Segment Start: Record set
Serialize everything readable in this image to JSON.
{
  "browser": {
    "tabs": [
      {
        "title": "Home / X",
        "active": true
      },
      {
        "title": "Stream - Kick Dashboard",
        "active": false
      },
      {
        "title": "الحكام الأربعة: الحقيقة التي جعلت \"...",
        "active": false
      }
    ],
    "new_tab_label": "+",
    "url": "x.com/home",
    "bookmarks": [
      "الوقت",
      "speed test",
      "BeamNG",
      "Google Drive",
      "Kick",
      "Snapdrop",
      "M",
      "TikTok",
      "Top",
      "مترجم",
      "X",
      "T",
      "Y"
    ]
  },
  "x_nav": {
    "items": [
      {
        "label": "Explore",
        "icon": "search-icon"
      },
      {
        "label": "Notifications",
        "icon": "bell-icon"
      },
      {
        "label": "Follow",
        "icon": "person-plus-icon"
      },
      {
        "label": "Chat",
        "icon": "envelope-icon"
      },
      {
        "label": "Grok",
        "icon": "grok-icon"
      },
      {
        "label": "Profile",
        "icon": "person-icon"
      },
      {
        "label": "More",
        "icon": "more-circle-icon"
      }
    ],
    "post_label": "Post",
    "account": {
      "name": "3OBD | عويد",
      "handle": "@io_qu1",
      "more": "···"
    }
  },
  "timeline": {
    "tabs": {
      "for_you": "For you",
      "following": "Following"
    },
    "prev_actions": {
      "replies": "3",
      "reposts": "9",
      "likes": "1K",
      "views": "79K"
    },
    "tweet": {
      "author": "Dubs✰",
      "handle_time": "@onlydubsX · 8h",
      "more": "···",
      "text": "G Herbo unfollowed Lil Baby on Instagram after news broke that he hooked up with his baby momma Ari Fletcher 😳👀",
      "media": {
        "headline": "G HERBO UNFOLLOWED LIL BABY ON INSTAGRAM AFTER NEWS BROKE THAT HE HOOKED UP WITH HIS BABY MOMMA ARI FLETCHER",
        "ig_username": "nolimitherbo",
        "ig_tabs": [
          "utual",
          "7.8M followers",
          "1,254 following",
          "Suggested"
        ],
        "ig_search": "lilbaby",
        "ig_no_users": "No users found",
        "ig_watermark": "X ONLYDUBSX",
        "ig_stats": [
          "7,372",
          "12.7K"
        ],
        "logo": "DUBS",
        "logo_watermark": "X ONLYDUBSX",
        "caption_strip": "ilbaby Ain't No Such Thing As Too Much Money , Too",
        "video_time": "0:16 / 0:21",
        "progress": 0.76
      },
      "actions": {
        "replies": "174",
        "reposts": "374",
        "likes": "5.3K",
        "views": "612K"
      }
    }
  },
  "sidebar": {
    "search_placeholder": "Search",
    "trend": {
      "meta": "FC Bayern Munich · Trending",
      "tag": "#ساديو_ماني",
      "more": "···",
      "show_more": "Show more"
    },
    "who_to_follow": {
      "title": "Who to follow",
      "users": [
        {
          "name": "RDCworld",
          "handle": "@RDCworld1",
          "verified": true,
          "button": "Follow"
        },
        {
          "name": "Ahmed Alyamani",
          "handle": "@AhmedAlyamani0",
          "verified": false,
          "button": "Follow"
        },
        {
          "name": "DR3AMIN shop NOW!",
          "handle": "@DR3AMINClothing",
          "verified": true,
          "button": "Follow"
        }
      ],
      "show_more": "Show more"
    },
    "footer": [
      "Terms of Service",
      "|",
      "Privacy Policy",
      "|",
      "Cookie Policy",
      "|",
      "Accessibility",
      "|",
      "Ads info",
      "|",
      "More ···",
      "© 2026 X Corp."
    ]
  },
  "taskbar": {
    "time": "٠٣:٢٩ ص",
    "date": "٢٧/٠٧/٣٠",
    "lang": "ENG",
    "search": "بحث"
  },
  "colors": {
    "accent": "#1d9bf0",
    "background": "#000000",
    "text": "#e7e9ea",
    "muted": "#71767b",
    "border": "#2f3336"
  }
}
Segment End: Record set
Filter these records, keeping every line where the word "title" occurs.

        "title": "Home / X",
        "title": "Stream - Kick Dashboard",
        "title": "الحكام الأربعة: الحقيقة التي جعلت \"...",
      "title": "Who to follow",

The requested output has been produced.